(Dataset records)
——————

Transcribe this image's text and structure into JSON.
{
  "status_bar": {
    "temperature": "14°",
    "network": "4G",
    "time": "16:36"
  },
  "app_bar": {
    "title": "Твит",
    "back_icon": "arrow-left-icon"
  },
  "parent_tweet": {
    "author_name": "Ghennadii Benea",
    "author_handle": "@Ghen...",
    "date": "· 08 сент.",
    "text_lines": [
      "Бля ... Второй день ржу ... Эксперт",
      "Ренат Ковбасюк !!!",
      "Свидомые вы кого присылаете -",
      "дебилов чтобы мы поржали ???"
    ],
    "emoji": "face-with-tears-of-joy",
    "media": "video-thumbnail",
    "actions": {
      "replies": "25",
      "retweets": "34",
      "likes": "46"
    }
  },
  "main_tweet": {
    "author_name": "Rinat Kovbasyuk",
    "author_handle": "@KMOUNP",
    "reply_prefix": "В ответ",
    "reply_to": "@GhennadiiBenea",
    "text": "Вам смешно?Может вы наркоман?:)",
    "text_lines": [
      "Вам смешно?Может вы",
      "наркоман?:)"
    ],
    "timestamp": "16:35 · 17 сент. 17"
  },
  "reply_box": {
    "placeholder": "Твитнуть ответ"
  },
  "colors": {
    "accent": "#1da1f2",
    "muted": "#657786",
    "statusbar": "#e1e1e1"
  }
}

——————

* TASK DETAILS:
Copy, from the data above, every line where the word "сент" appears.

* RESULT OF THE TASK:
    "date": "· 08 сент.",
    "timestamp": "16:35 · 17 сент. 17"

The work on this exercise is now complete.